Summary and Analysis
Chapters 40-42 - (Volume III, Chapters 1-3)
Pip feels a mixture of revulsion for the convict and fear for the convict's safety. Apparently, someone followed the convict the night he arrived at Pip's apartment and later Pip stumbles over someone hiding in the dark at the bottom of his apartment stairs. While the convict has come to England to see Pip and enjoy flaunting the gentleman he has made, Pip tells him he is in danger and that they need to lay low. The convict tells Pip his name is Abel Magwitch and that he is using the name "Provis" for this trip. He suggests that Pip tell everyone he is Pip's uncle.
Pip visits Jaggers to seek advice. Jaggers is careful to prevent Pip from saying that "Magwitch" is in England so they cannot be accused of breaking the law. He also confirms that Miss Havisham is not Pip's benefactor. All business, the lawyer tells Pip he will forward all accounts and balances due, so that Pip may communicate this information to this "Provis" person, or by mail to Magwitch in New South Wales.
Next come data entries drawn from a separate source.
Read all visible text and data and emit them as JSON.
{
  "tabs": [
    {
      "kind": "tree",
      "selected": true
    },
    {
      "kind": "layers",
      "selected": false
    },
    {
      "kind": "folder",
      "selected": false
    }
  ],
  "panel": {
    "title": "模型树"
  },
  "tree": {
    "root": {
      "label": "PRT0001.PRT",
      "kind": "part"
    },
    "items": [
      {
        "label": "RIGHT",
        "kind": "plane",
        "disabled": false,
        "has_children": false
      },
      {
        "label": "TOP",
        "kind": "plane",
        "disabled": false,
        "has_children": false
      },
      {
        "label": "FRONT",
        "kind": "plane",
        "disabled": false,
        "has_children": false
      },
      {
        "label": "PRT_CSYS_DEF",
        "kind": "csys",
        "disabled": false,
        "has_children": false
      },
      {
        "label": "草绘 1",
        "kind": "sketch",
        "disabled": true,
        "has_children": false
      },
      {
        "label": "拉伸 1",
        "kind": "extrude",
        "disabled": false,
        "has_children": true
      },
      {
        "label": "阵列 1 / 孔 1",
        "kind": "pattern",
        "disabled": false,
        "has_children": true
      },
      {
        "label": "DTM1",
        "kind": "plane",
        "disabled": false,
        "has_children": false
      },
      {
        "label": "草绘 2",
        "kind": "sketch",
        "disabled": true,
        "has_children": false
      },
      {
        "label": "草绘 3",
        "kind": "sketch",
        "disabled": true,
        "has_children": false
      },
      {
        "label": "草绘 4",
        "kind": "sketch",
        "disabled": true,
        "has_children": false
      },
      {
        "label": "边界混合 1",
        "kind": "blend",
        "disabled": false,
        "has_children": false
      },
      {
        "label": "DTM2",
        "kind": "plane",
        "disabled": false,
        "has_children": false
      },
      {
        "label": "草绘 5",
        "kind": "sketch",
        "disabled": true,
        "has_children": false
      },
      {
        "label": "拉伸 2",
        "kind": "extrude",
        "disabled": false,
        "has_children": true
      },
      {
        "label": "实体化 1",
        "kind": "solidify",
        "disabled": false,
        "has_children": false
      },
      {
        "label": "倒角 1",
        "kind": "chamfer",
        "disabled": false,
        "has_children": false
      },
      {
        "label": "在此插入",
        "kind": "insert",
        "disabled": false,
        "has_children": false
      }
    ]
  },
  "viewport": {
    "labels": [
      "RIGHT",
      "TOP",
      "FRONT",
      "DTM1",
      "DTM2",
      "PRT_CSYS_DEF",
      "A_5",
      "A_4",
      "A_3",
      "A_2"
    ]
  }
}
Pip secures an apartment nearby for Magwitch and orders some clothes for a disguise. However no matter what Magwitch puts on, he has "convict" written all over him. Pip is thrilled when Herbert returns. The convict swears Herbert to secrecy and it is obvious from Herbert's face that he shares Pip's feelings. Later, when the convict has gone to his lodging, Pip and Herbert discuss what to do. They agree Pip can no longer accept the man's money, and that Pip must get him out of England as soon as possible. In the course of making plans, they learn from Magwitch that he was abandoned early in childhood and barely survived. He tells them about his involvement in crime but assures them he has paid his debt to society and will not be "low." He mentions working with two men, Arthur and Compeyson, the latter having swindled some money years before from some rich lady. Compeyson and Magwitch eventually ended up on the same prison ship but Compeyson got off easy being a gentleman. Magwitch, on the other hand, was sentenced to life, and then banished. Herbert tells Pip that Miss Havisham's brother's name was Arthur and Compeyson was the man who left her at the altar.
Wemmick and Jaggers display their careful habit of staying just within the law by referring to Provis as an agent of Magwitch, who they are "sure" is in Australia. They are careful in all their statements so that no one can trace them to the knowledge that Magwitch is in England illegally. Ominous events are foreshadowed when Pip suspects that Magwitch has been followed to his apartment and that someone is now watching them.
Magwitch's motives are a mixture of good and bad; part reward, part revenge. He is obviously grateful for Pip's help years ago and is generously rewarding him with an easy life. Even his manner of holding Pip's hands is much more honest and heartfelt than Pumblechook's "May I?" However Magwitch can be "low" as well. He wants to show society that a low dog like him can make a fine gentleman. By showing Pip off to the world he gets revenge for how the world treated him.
Pip's and Herbert's reactions to Magwitch's money are interesting and somewhat snobbish. Pip is essentially dependent, living off of someone else's money. Whose money it is should not make any difference — he is dependent no matter what. But even though the money is honestly earned, Pip cannot bring himself to accept the convict's gift. In one respect it is a good decision because finally Pip is deciding to fend for himself and to care for another out of higher motives than money. But at the same time, refusing the gift solely because of who gives it is sheer snobbery.
Dickens continues to show his skills in the descriptive scenes of Magwitch's eating habits, and the use of the face casts in Jaggers' office to reflect Pip's thoughts and feelings.
Negro-head tobacco strong black tobacco sweetened with molasses and pressed into square cakes that was popular with sailors and workingmen.
hair powder; shorts Magwitch's suggestions for a disguise are outdated, reflecting his many years away from England. Wigs were no longer used, hair powder was used only by the old-fashioned, and shorts or knee-breeches were worn only by some clergy members on ceremonial occasions.
physiognomy the practice of trying to judge character and mental qualities by observation of bodily, especially facial, features.
pannikins small pans or metal cups.
the crimes in the Calendar this is a reference to the Newgate Calendar (1771), a series of true-crime stories. Pip is imaging that Magwitch's crimes were among these.
kind of Patience solitaire.
fashionable crib . . . a shake-down Magwitch wants Pip to find him cheap lodging of the kind thieves are used to, often in disreputable public-houses where the beds are made up of straw on the floor.
a Traveller's Rest a place that tramps, convicts, or people in hiding (such as a deserting soldier) would have used for a shelter.
the horrors the last stage of alcoholism: delirium tremens.
Bridewells and Lock-Ups prisons.